The owners’ association shall cause to be prepared a report for each fiscal year, except the first year, for which assessments are to be levied and collected to pay the costs of the improvements, maintenance, and activities described in the report. … The report shall be filed with the clerk … The city council may approve the report as filed by the owners’ association or may modify any particular contained in the report and approve it as modified.
And it seems that the BID isn’t allowed to spend money on stuff that’s not discussed in the APR, so it’s not a trivial matter.
The way this piece of code plays out in Los Angeles is that, first, a BID director submits the APR to the Clerk along with a formulaic cover letter. For instance, here is the one submitted by Nicole Shahenian on December 30, 2014 to accompany the East Hollywood BID’s APR for 2015. This is essentially the same letter submitted by all BIDs:
Dear Ms. Wolcott:
As required by the Property and Business Improvement District Law of 1994, California Streets and Highways Code Section 36650, the Board of Directors of the East Hollywood Business Improvement District has caused this East Hollywood Business Improvement District Annual Planning Report to be prepared at its meeting of December 29, 2014.
And don’t forget that state law requires the City Council to adopt the report either with or without modifications. In Los Angeles this part of the process is initiated by the Clerk sending another form letter to City Council, recommending that they adopt the BID’s APR. It’s my impression that the Clerk doesn’t recommend modifications to the report at this stage. These seem to be handled by Miranda Paster before the APR is submitted to Council, as in this example involving the Media District BID. Anyway, take a look at Holly Wolcott’s January 14, 2015 recommendation to City Council with respect to the East Hollywood BID’s APR. Like every such document, this states:
The attached Annual Planning Report, which was approved by the District’s Board at their meeting on December 29, 2014, complies with the requirements of the State Law and reports that programs will continue, as outlined in the Management District Plan adopted by the District property owners.
And it goes on from there to recommend:
That the City Council:
FIND that the attached Annual Planning Report for the East Hollywood Property Business Improvement District’s 2015 fiscal year complies with the requirements of the State Law.
ADOPT the attached Annual Planning Report for the East Hollywood Property Business Improvement District’s 2015 fiscal year, pursuant to the State Law.
Tonight I had the pleasure of receiving from self-proclaimed active member of the revitalized Hollywood community1 Jeffrey Charles Briggs almost 200 emails between the East Hollywood Business Improvement District and various far-too-friendly folks at the City of Los Angeles. For now these are available here on Archive.Org. They’re PDFs, but they’re that super-PDF-format that one can make with genuine Adobe software that embeds attachments right in there with clickable links.2 I have only been able to give these a cursory look-over, but I can already see a few crucial items. I’ll be writing on these matters as soon as I possibly can, but if you want a preview of one of them take a look at this juicy little number.

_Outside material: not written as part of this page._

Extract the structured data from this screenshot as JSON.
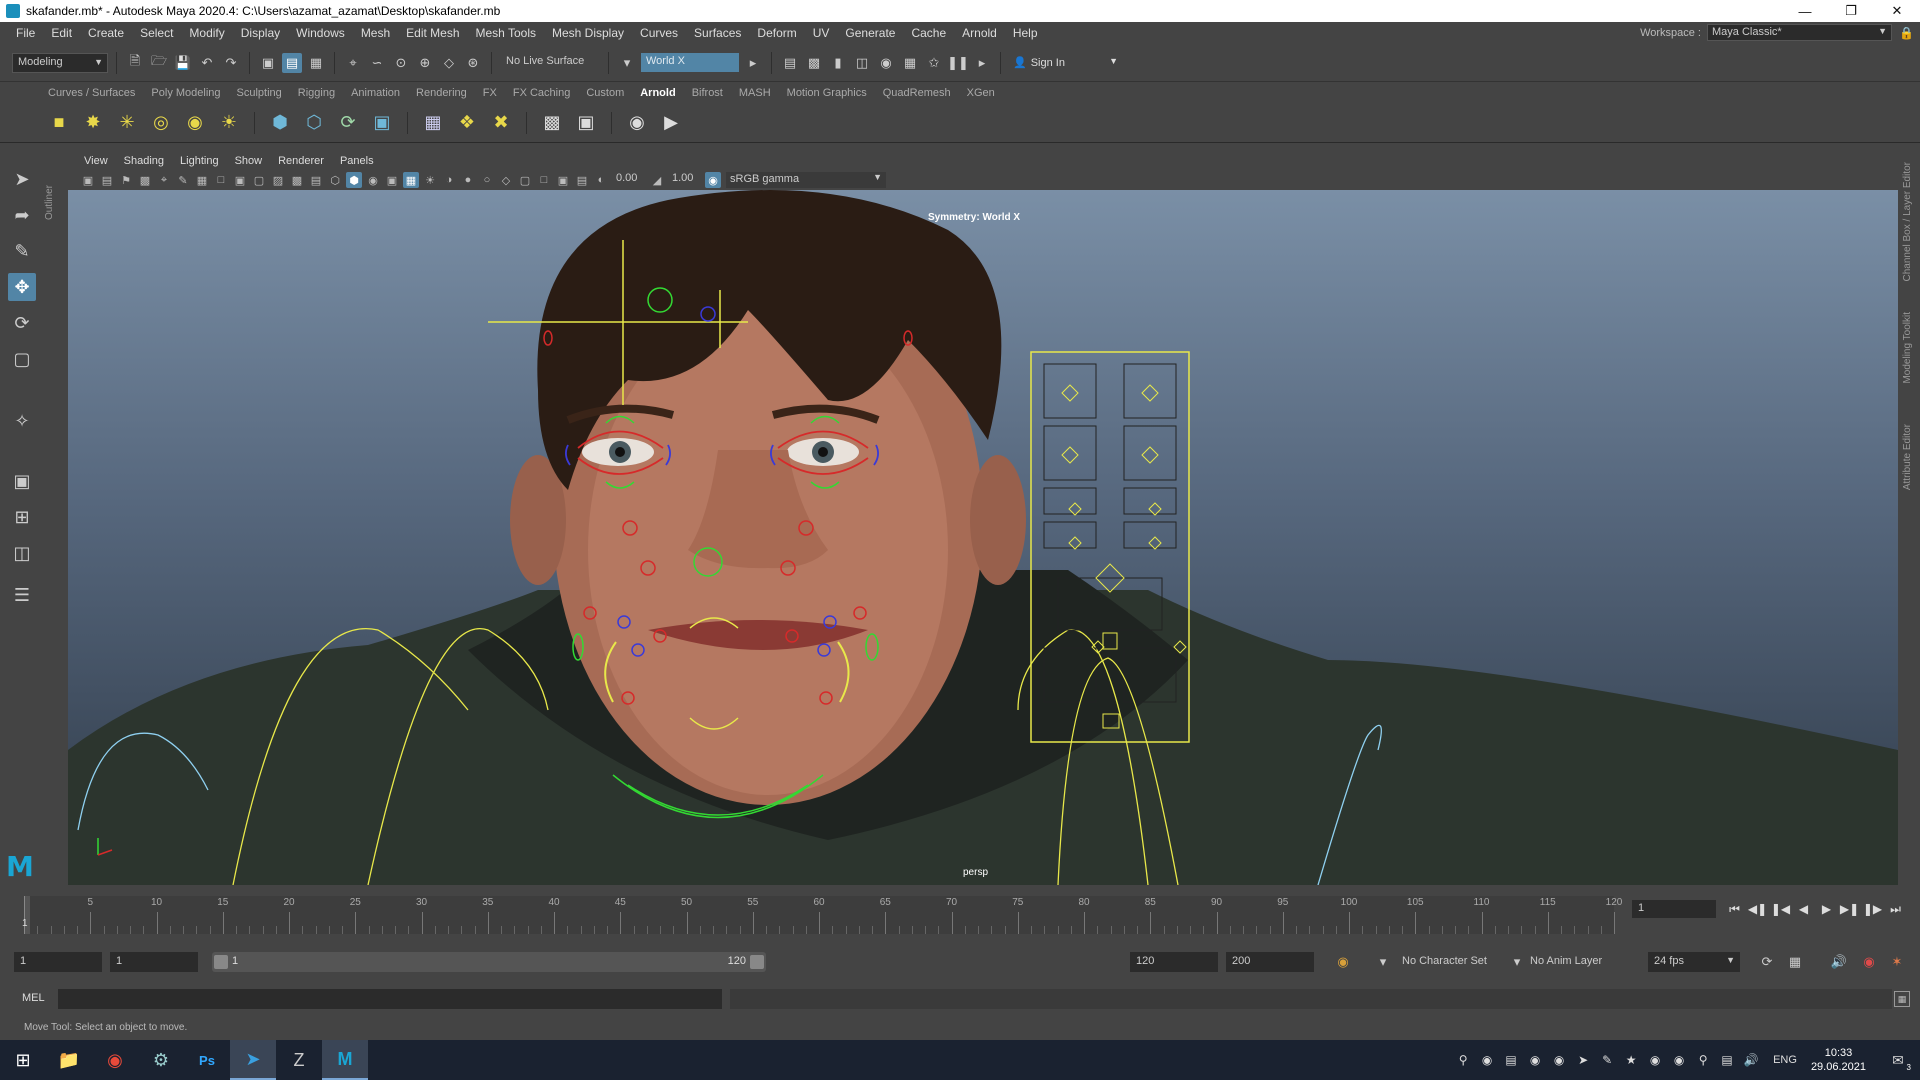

I’m just announcing a few new documents today. When I requested them it was almost an afterthought. I didn’t expect much of them. But one has turned out to be really interesting and potentially really important.
These are just routine Contractor Responsibility Ordinance pledges of compliance. Today I have three: